Mulligans for Karma/Lux Control:
Karma/Lux skips turn 1 and 2 of every game, and enters turn 3 with 6 mana. Because of this in almost every matchup you’re looking for a 3 cost creature to pair with a 3 cost protection spell to play on turn 3 and immediately have a strong effect on the board.
Shadow Assassin is the best proactive threat for a control matchup like Ezreal or SI/Freljord, Laurent Protege is good for forcing trades with something like Elusives or Spiders, and Awakener pairs incredibly well with Stand Alone against aggro decks, but otherwise is the least favorable turn 3 play despite being the best 3 drop late game.
Which buffs are good depends on the matchup also, the exception being that Stand Alone is always the best and an auto keep.
Barrier is weakest against SI since they almost always have a Vile Feast clogged in their hand, but it’s amazing against any Demacia based deck looking to cast buffs on its creatures.
Twin Disciplines is the exact inverse of Barrier, so you’ll ideally be looking for whichever fits the matchup best.
Karma and Lux are always mulligans against anything aggressive like Spiders, Fearsome Rally, or Elusives, as they’re too slow to have in your opening hand. Against control matchups like Ezreal and Warmother’s Call you’ll want them, but they shouldn’t be developed until you think they have a reasonable chance to stick on board.
Single Combat is great for killing Heimers and Ezreals, but is a mulligan against aggressive decks because it can be difficult to set up. Purify should only be a keep against Elusives, and Health Potion is only a keep against Spiders if you suspect a burn finish.
The most interesting mulligan decision to me is Judgement. Similar to Trueshot Barrage with Ezreal, I will only keep Judgement against a unit based deck that doesn’t have Ionia in it. 8 mana is a lot to get to, but with spell mana you can get there on turn 5 and you really don’t need much of a unit to make Judgement a complete blowout on any sort of aggressive all in deck.
It’s absolutely terrifying to cast the spell with no protection, ideally you want Deny and barrier in hand, but many aggressive decks have 0 outs to the card making it an absolute house. Sometimes your opponent will even do you a solid and tap out and run straight into it, that’s the best.
The reality about Judgement is that your matchup against all in aggressive decks is so miserable anyway that you’re highly incentivized to keep the Judgement and go for the all in play since resolving it always wins you the game.
Because of Deny, Will of Ionia, and Vengeance, Judgement is always a mulligan against any deck based in Ionia or Shadow Isles.
By late game you’ll have drawn at least one anyway and against SI if your unit can’t be Vile Feasted, Black Speared, or Grasped you can resolve it, provided you have Deny up for their Vengeance.

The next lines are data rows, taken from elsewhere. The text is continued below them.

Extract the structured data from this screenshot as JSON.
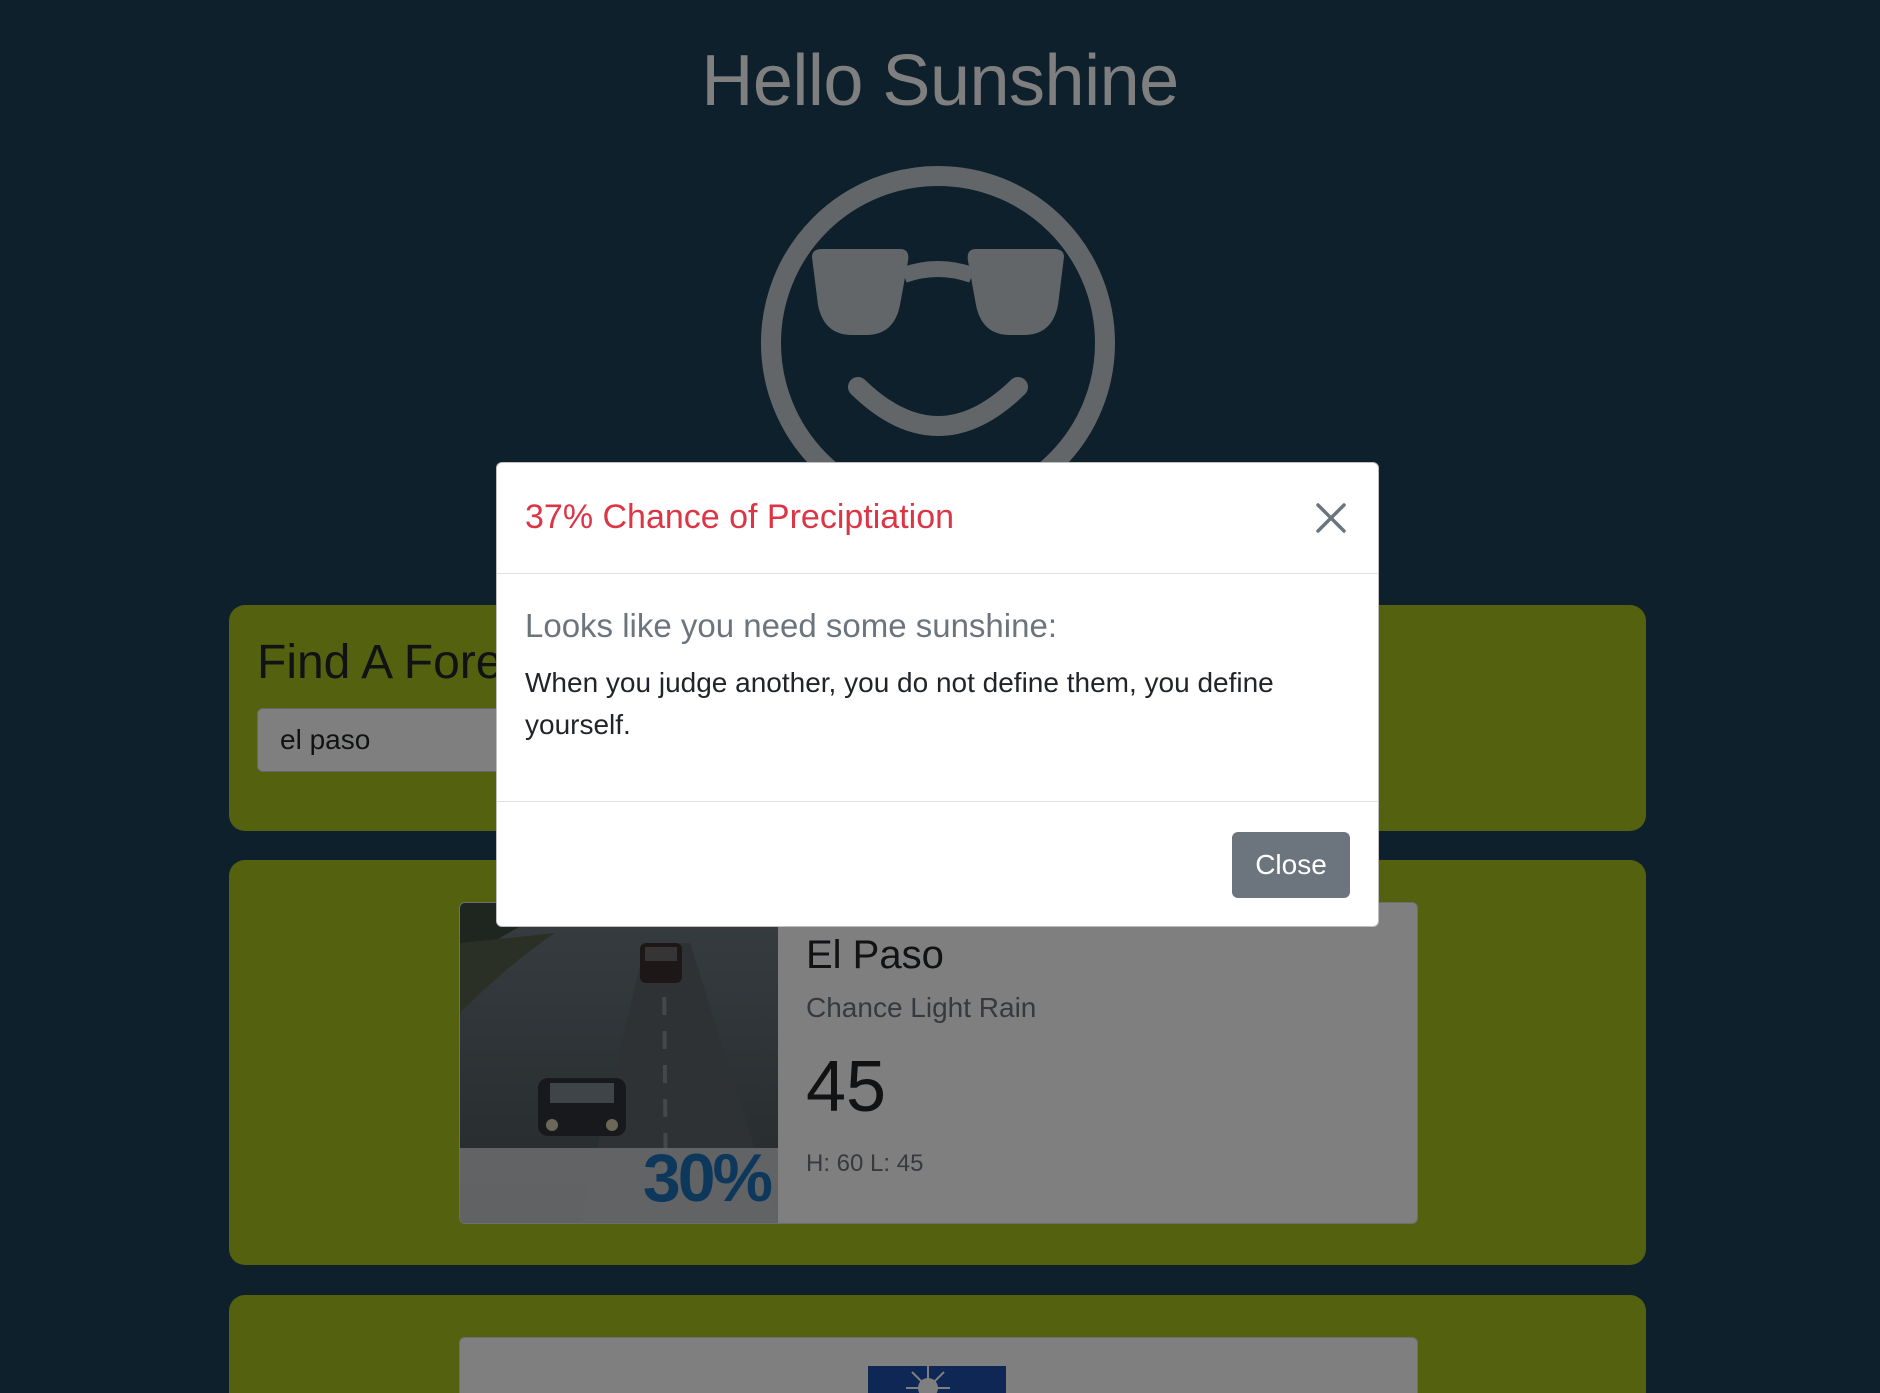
{
  "app": {
    "title": "Hello Sunshine",
    "logo_icon": "sunglasses-smiley-icon"
  },
  "search": {
    "heading": "Find A Forecast",
    "input_value": "el paso"
  },
  "forecast": {
    "image_icon": "rainy-road-image",
    "precip_overlay": "30%",
    "city": "El Paso",
    "condition": "Chance Light Rain",
    "temperature": "45",
    "hi_lo": "H: 60 L: 45"
  },
  "next_forecast": {
    "image_icon": "sunny-sky-image"
  },
  "modal": {
    "title": "37% Chance of Preciptiation",
    "subtitle": "Looks like you need some sunshine:",
    "quote": "When you judge another, you do not define them, you define yourself.",
    "close_button": "Close",
    "close_icon": "close-icon"
  },
  "colors": {
    "page_background": "#1a4059",
    "panel_background": "#a8c21e",
    "modal_title": "#dc3545",
    "secondary_button": "#6c757d"
  }
}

Against Ionia though it’s really hard to resolve unless they tap out and play into it, which if they’re smart they won’t do. Sometimes Elusives will tap out and then attack with only their Elusive creatures to get around Judgement, but if you have Purify then you can blow them out real good. Otherwise, it’s rare to get one off.
P.S. I recently scrimmed on stream against Prismat while I was playing Lux/Karma and he was playing Spooky Karma. The matchup is incredibly complex and skill intensive so if you’re looking to see how those decks really function I highly recommend checking it out here. Our scrimming starts around 3:42:00.

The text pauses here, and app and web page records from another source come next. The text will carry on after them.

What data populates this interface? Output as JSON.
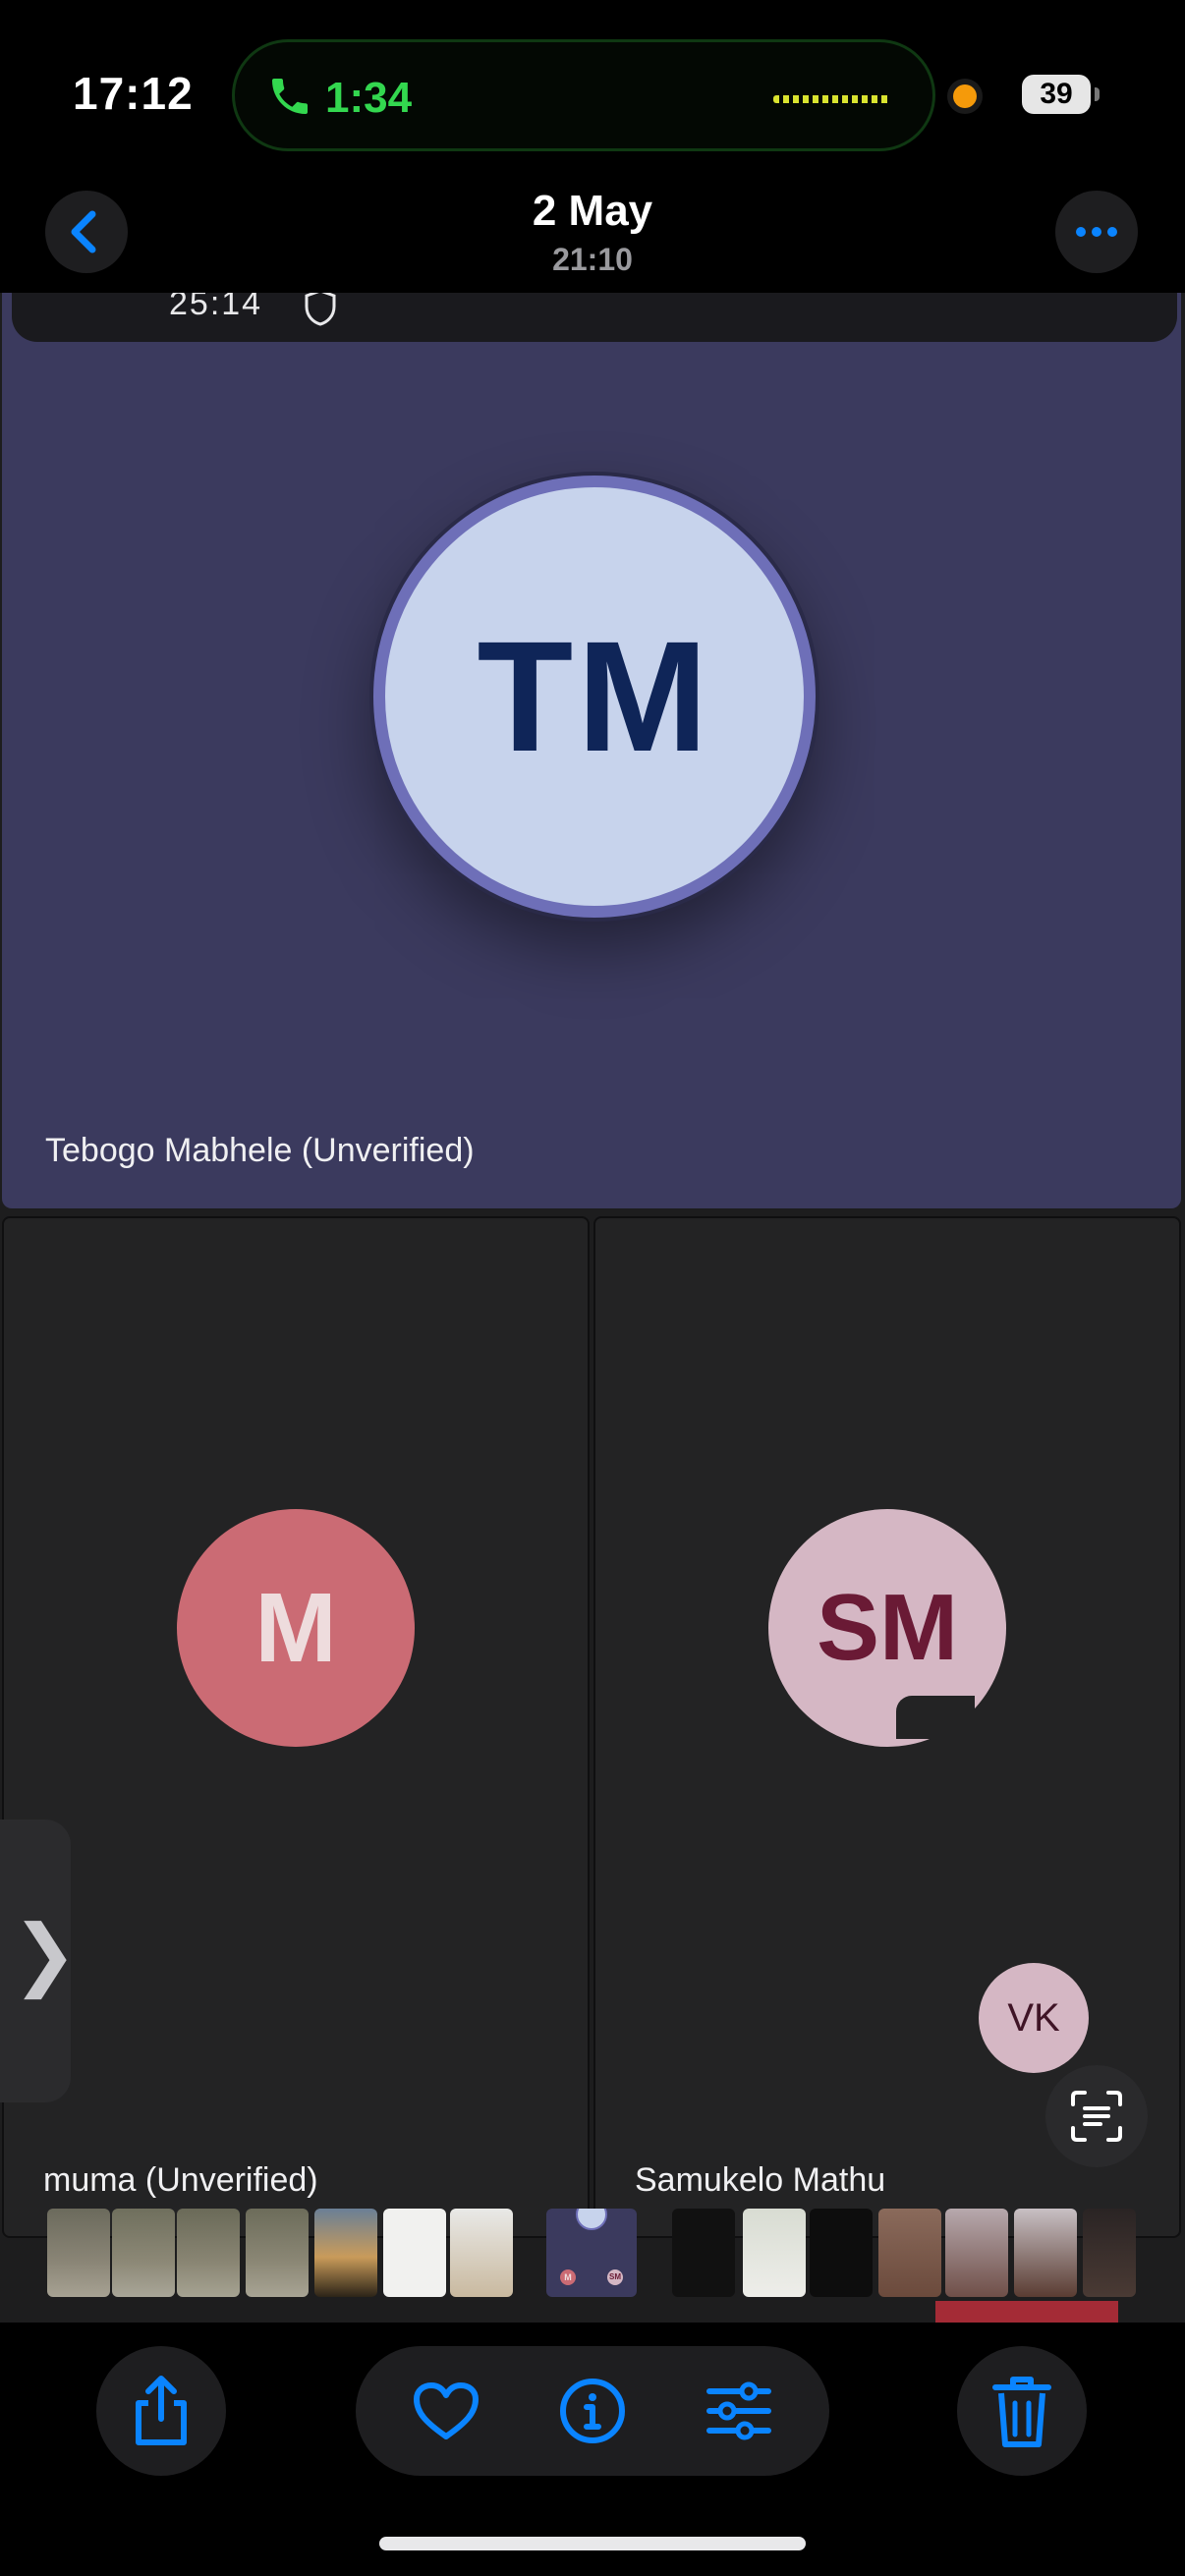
{
  "status_bar": {
    "time": "17:12",
    "call_timer": "1:34",
    "battery": "39"
  },
  "header": {
    "title": "2 May",
    "subtitle": "21:10",
    "back_icon": "chevron-left-icon",
    "more_icon": "ellipsis-icon"
  },
  "photo": {
    "meeting_strip": {
      "time": "25:14",
      "icon": "shield-icon"
    },
    "participants": [
      {
        "initials": "TM",
        "name": "Tebogo Mabhele (Unverified)"
      },
      {
        "initials": "M",
        "name": "muma (Unverified)"
      },
      {
        "initials": "SM",
        "name": "Samukelo Mathu"
      }
    ],
    "floating_avatar": {
      "initials": "VK"
    },
    "current_thumb_avatars": [
      "M",
      "SM"
    ]
  },
  "toolbar": {
    "share_icon": "share-icon",
    "favorite_icon": "heart-icon",
    "info_icon": "info-icon",
    "edit_icon": "adjust-sliders-icon",
    "delete_icon": "trash-icon"
  },
  "colors": {
    "accent": "#0a84ff",
    "call_green": "#33d74f",
    "tile_purple": "#3b3a5e",
    "tile_dark": "#232324",
    "tm_avatar": "#c7d3ec",
    "m_avatar": "#cb6b74",
    "sm_avatar": "#d5b7c4"
  }
}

Thanks for reading!
If you have any questions or feedback at all I’m more than happy to discuss whatever in the comments. I’ve also been trying to stream occasionally, but whenever I do it’s just me and my golden retriever Moose lol. I’ll be streaming around 10AM -4PM PST at twitch.tv/toephur_42.
If anyone wants to come through and talk about whatever that’d be great! If you find this helpful at all I can definitely write stuff up on more decks in the future!